[[ WORKING DATA, beginning ]]
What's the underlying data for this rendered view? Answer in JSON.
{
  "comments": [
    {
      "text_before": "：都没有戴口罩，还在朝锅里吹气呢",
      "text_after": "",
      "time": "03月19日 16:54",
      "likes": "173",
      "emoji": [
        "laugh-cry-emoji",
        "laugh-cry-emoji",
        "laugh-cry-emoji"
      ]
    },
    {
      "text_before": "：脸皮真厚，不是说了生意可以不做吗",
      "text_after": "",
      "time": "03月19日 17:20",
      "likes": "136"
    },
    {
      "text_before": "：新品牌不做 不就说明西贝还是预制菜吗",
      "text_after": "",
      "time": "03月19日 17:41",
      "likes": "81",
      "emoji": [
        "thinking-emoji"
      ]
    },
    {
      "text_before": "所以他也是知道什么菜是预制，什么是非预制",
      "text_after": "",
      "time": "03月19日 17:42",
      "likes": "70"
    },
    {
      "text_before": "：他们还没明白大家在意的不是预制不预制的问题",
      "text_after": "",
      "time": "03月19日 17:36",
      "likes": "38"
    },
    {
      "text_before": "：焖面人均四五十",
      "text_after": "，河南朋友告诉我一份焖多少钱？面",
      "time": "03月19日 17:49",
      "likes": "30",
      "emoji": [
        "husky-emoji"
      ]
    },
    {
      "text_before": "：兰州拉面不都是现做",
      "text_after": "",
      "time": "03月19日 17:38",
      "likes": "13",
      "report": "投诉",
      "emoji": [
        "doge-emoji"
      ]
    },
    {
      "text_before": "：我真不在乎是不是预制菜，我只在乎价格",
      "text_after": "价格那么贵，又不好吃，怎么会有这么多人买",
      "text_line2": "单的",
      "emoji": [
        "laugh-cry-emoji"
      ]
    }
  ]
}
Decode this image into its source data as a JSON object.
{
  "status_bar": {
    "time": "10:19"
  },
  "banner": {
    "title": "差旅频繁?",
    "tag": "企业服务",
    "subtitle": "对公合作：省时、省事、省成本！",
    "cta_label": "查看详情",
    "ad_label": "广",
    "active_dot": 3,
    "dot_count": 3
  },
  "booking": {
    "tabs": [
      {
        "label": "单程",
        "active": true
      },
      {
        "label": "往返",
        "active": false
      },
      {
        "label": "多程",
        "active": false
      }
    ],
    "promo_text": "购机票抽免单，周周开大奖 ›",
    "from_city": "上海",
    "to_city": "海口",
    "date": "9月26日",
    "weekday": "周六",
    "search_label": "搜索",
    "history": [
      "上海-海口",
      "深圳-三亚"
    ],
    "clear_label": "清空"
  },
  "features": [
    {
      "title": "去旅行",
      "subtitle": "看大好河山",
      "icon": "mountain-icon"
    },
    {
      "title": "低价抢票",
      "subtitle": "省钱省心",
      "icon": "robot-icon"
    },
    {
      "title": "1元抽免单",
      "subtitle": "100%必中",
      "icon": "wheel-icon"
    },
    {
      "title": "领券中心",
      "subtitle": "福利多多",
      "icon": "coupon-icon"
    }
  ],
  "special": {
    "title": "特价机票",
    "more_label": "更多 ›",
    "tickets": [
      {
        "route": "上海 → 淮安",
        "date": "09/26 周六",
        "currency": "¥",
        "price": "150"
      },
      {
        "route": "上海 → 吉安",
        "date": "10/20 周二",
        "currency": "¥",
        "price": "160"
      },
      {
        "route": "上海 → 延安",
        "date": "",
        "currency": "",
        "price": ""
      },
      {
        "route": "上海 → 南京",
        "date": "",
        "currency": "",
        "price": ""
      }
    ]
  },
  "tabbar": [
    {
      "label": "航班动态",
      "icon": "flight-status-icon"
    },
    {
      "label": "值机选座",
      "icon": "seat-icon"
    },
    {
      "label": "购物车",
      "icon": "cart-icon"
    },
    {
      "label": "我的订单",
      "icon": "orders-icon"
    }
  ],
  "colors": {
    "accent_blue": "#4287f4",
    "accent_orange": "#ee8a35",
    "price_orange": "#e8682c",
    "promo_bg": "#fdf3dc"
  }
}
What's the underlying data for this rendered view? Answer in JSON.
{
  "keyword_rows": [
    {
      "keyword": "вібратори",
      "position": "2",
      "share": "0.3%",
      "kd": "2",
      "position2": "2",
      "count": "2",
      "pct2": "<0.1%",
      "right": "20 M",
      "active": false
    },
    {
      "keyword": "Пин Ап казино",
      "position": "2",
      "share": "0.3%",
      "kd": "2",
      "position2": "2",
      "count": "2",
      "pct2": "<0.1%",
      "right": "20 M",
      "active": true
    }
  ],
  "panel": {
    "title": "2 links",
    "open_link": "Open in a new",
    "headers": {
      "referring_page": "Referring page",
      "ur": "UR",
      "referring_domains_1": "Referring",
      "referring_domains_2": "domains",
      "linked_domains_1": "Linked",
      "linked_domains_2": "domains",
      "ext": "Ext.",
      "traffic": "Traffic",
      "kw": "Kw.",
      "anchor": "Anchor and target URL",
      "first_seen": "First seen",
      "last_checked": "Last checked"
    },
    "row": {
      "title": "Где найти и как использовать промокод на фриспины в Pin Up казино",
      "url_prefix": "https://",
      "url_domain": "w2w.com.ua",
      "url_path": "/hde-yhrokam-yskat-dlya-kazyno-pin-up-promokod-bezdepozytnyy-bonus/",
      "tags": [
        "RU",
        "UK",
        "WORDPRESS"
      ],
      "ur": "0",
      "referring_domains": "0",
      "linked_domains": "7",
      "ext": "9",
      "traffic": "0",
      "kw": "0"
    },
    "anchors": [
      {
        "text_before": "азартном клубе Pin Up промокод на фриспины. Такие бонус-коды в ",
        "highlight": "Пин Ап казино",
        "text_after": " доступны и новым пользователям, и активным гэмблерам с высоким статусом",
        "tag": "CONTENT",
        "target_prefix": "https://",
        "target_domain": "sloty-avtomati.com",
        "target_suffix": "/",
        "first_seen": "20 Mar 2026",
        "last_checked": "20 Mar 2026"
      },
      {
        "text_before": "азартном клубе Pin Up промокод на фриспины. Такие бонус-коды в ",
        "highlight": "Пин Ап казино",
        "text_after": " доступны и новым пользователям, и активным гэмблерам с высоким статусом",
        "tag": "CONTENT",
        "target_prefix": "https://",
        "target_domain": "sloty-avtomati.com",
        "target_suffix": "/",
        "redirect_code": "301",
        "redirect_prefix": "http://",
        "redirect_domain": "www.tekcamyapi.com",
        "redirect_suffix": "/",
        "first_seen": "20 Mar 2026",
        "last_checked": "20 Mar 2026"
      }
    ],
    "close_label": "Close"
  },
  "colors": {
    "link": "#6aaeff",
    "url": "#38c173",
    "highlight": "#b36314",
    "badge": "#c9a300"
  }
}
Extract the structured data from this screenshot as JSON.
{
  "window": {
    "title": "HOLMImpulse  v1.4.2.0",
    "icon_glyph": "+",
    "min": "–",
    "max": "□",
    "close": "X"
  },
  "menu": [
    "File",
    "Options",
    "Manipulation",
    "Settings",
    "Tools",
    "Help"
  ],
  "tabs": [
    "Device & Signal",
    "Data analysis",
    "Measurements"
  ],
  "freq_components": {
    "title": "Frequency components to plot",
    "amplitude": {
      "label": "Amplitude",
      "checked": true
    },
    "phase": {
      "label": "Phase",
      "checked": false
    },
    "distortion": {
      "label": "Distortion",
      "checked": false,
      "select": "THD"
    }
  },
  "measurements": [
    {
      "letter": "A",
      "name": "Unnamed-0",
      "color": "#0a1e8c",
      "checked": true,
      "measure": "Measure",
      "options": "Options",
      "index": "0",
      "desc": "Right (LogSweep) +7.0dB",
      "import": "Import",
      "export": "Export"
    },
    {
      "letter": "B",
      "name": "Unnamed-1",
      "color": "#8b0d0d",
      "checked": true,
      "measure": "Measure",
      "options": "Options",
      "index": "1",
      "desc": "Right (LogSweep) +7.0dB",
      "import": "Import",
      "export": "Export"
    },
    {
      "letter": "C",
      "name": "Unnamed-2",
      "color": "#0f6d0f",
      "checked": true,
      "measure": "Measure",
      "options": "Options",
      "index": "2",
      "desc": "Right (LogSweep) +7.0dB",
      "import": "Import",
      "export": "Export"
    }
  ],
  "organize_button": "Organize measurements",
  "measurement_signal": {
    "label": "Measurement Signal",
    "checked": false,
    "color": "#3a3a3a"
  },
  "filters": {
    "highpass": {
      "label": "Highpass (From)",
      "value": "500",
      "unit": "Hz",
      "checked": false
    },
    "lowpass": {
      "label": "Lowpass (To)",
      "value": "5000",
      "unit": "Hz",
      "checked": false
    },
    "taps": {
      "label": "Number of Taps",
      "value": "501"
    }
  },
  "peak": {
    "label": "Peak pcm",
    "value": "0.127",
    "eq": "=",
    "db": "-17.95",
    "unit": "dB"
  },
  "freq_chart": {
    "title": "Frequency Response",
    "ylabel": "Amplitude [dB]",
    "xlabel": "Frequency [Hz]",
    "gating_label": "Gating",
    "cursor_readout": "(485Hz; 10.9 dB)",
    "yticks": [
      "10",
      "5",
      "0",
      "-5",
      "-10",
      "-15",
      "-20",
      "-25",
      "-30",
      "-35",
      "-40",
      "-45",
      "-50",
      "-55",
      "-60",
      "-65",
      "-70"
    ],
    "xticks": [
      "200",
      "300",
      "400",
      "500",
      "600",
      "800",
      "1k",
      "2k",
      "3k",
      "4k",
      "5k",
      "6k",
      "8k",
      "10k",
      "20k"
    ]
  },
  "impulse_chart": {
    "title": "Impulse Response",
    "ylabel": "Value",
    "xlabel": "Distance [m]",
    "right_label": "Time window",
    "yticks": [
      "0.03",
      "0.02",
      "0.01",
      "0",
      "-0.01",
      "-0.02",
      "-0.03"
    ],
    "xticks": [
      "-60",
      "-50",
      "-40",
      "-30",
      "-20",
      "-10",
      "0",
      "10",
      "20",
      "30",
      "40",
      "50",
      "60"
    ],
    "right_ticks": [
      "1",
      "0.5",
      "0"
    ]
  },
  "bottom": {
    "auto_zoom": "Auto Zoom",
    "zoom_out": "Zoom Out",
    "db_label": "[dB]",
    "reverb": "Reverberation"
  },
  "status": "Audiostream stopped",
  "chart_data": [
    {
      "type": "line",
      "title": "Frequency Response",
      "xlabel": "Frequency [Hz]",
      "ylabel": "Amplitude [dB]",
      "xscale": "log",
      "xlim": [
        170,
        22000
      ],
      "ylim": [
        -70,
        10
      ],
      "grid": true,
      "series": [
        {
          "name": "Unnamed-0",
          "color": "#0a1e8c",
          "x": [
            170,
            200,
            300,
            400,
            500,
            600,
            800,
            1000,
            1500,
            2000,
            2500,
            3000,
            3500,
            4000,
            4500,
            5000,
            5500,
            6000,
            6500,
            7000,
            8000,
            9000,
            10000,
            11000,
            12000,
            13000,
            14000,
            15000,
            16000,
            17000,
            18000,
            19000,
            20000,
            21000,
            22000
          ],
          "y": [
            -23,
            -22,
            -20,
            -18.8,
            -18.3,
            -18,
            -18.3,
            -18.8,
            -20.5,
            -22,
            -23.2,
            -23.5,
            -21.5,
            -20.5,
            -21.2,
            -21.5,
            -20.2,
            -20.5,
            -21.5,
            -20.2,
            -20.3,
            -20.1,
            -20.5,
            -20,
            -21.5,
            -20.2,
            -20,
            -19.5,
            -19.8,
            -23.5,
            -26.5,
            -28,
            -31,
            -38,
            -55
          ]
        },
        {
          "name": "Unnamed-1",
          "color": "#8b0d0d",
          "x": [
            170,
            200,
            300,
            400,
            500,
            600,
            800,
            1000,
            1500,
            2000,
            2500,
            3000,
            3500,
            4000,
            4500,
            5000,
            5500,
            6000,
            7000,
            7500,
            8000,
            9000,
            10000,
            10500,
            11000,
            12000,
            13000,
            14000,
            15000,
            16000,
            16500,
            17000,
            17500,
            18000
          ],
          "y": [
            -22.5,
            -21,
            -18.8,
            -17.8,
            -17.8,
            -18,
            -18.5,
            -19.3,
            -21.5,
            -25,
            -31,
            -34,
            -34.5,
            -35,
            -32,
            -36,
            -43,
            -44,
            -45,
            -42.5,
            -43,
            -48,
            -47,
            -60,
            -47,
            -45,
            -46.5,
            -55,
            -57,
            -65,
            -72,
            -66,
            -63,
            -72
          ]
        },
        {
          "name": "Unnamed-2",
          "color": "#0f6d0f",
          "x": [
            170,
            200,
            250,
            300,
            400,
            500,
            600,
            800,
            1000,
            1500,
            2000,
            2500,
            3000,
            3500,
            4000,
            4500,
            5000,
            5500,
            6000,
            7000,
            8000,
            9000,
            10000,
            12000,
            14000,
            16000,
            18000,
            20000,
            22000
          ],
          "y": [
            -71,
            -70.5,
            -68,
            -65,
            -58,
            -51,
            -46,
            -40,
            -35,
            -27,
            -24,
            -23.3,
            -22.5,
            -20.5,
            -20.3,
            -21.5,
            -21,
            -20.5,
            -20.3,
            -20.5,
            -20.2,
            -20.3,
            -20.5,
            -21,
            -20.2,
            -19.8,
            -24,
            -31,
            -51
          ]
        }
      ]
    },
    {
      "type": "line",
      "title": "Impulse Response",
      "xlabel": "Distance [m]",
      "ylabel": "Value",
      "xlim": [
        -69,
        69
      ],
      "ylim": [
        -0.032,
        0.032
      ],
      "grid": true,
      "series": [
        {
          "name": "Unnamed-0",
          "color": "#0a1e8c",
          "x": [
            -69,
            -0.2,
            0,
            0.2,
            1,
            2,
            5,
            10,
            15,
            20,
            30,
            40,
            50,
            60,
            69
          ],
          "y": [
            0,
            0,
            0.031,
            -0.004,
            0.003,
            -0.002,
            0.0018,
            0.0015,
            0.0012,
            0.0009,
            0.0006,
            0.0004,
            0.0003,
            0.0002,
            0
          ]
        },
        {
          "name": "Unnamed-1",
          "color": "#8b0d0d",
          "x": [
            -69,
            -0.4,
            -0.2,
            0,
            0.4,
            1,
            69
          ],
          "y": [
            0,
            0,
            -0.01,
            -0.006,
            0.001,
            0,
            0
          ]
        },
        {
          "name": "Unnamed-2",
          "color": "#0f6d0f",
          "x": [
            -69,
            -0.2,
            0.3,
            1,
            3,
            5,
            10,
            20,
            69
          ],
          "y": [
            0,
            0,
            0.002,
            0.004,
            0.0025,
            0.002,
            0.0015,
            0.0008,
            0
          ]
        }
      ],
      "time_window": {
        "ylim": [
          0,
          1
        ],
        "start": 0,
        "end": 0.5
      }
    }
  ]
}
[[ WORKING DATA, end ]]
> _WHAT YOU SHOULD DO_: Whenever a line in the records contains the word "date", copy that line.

> _OUTPUT_:
    "date": "9月26日",
        "date": "09/26 周六",
        "date": "10/20 周二",
        "date": "",
        "date": "",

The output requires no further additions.